One feature of political parties that have enjoyed power in a democracy and then been voted out, especially when the defeat has been resounding, is that those who are committed to returning to power under democratic means have not only re-examined their ideology and the policies that flow from this but, perhaps even more important, is the discipline that leading party members are obliged to accept as the price for returning to credibility with the voters. The Labour Party under Tony Blair, the Democrats under Bill Clinton and especially Barack Obama are perhaps the most obvious examples of this – party ideology was (often in a series of bloody confrontations in political terms) forcibly readjusted to the new reality brought about by electoral victory by opponents and leading member required to keep on-message in supporting those changes. This is not perfect since the process colludes with the political environment stimulated by modern media that regards all forms of discussion or debate as evidence of disunity or the result of a ‘gaffe.’ Important debates are, therefore, stifled or held in secret without much public participation.

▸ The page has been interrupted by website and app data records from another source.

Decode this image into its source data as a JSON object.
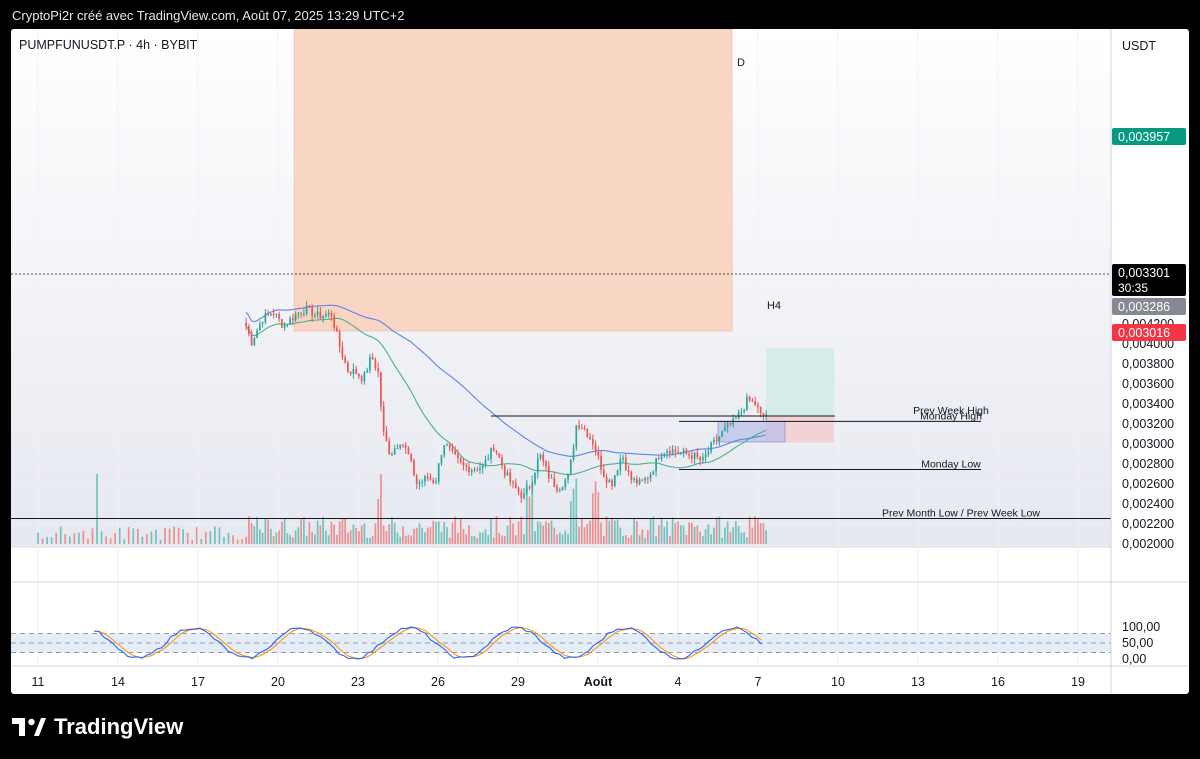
{
  "header": {
    "title": "CryptoPi2r créé avec TradingView.com, Août 07, 2025 13:29 UTC+2"
  },
  "symbol": "PUMPFUNUSDT.P · 4h · BYBIT",
  "footer": {
    "brand": "TradingView"
  },
  "colors": {
    "up": "#26a69a",
    "down": "#ef5350",
    "ma_fast": "#4caf8f",
    "ma_slow": "#5b84e8",
    "supply_zone": "#f9d6c4",
    "target_zone": "#d6ece8",
    "stop_zone": "#f3d2d6",
    "h4_box": "#b9bfe8"
  },
  "chart_data": [
    {
      "type": "candlestick",
      "title": "PUMPFUNUSDT.P · 4h · BYBIT",
      "currency": "USDT",
      "ylim": [
        0.00198,
        0.00434
      ],
      "y_ticks": [
        "0,004200",
        "0,004000",
        "0,003800",
        "0,003600",
        "0,003400",
        "0,003200",
        "0,003000",
        "0,002800",
        "0,002600",
        "0,002400",
        "0,002200",
        "0,002000"
      ],
      "x_ticks": [
        "11",
        "14",
        "17",
        "20",
        "23",
        "26",
        "29",
        "Août",
        "4",
        "7",
        "10",
        "13",
        "16",
        "19"
      ],
      "price_path": [
        [
          18.8,
          0.00418
        ],
        [
          19.0,
          0.00402
        ],
        [
          19.4,
          0.00425
        ],
        [
          19.8,
          0.00432
        ],
        [
          20.2,
          0.00418
        ],
        [
          20.6,
          0.00428
        ],
        [
          21.0,
          0.00435
        ],
        [
          21.5,
          0.00428
        ],
        [
          22.0,
          0.0043
        ],
        [
          22.3,
          0.00398
        ],
        [
          22.6,
          0.00374
        ],
        [
          22.9,
          0.00372
        ],
        [
          23.2,
          0.00365
        ],
        [
          23.5,
          0.00388
        ],
        [
          23.8,
          0.00368
        ],
        [
          23.9,
          0.00315
        ],
        [
          24.2,
          0.0029
        ],
        [
          24.6,
          0.00304
        ],
        [
          24.9,
          0.00288
        ],
        [
          25.2,
          0.0026
        ],
        [
          25.6,
          0.00266
        ],
        [
          25.9,
          0.00262
        ],
        [
          26.2,
          0.00302
        ],
        [
          26.5,
          0.0029
        ],
        [
          26.9,
          0.00278
        ],
        [
          27.3,
          0.00275
        ],
        [
          27.7,
          0.00278
        ],
        [
          28.1,
          0.00298
        ],
        [
          28.5,
          0.00272
        ],
        [
          28.8,
          0.00258
        ],
        [
          29.2,
          0.00247
        ],
        [
          29.5,
          0.00262
        ],
        [
          29.8,
          0.0029
        ],
        [
          30.2,
          0.00265
        ],
        [
          30.5,
          0.00256
        ],
        [
          30.9,
          0.00268
        ],
        [
          31.2,
          0.00322
        ],
        [
          31.5,
          0.00315
        ],
        [
          31.8,
          0.00302
        ],
        [
          32.2,
          0.0027
        ],
        [
          32.5,
          0.0026
        ],
        [
          32.9,
          0.0029
        ],
        [
          33.2,
          0.00265
        ],
        [
          33.6,
          0.0026
        ],
        [
          34.0,
          0.00272
        ],
        [
          34.3,
          0.0029
        ],
        [
          34.6,
          0.00295
        ],
        [
          35.0,
          0.00292
        ],
        [
          35.3,
          0.0029
        ],
        [
          35.6,
          0.00288
        ],
        [
          35.9,
          0.00282
        ],
        [
          36.2,
          0.00296
        ],
        [
          36.5,
          0.00306
        ],
        [
          36.8,
          0.00316
        ],
        [
          37.1,
          0.00322
        ],
        [
          37.4,
          0.00334
        ],
        [
          37.6,
          0.00344
        ],
        [
          37.9,
          0.0034
        ],
        [
          38.1,
          0.00328
        ],
        [
          38.3,
          0.0033
        ]
      ],
      "volume_spike_days": [
        13.2,
        23.8,
        29.4,
        31.1,
        31.9
      ],
      "levels": [
        {
          "label": "Prev Week High",
          "value": 0.00328
        },
        {
          "label": "Monday High",
          "value": 0.003226
        },
        {
          "label": "Monday Low",
          "value": 0.002745
        },
        {
          "label": "Prev Month Low / Prev Week Low",
          "value": 0.002255
        }
      ],
      "zone_labels": {
        "supply": "D",
        "h4": "H4"
      },
      "price_badges": [
        {
          "label": "0,003957",
          "color": "#089981"
        },
        {
          "label": "0,003301",
          "color": "#000000",
          "sub": "30:35"
        },
        {
          "label": "0,003286",
          "color": "#868993"
        },
        {
          "label": "0,003016",
          "color": "#f23645"
        }
      ]
    },
    {
      "type": "line",
      "name": "Stochastic RSI",
      "ylim": [
        0,
        100
      ],
      "y_ticks": [
        "100,00",
        "50,00",
        "0,00"
      ],
      "bands": [
        80,
        50,
        20
      ]
    }
  ]
}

To what extent has Thailand’s Democrat Party followed this process? Well, there has certainly been little public debate of ideology or policies. In opposition, the Democrats consistently opposed every policy of the democratically-elected government, frequently in ad hominem terms. Now placed in power as a result of a series of deeply undemocratic activities, the Democrats have appropriated many of the same policies, albeit occasionally under different names. It would be reasonable to say that the Democrats have changed their ideology as a result of a shift in public opinion except that there is no coherent ideology and government spokespeople continue to talk in terms of being ‘virtuous’ and ‘technically-competent’ people – it is managerialism with the Thai characteristics of patriarchy and deference to the ruling classes.
Distinct from what they do, can anyone honestly say what, apart from office, the Democrats stand intellectually?
As for discipline, well, the Cabinet is already a shambles. The latest idiocy is a series of outright, inflammatory lies from Deputy Prime Minister Suthep Thaugsuban. One Cabinet Minister has already been forced out after a corruption scandal and several more are likely to follow – and this with all the ‘institutional benefits’ that the government supports. Are these people really serious politicians? Or are they just exercising their birthright of power?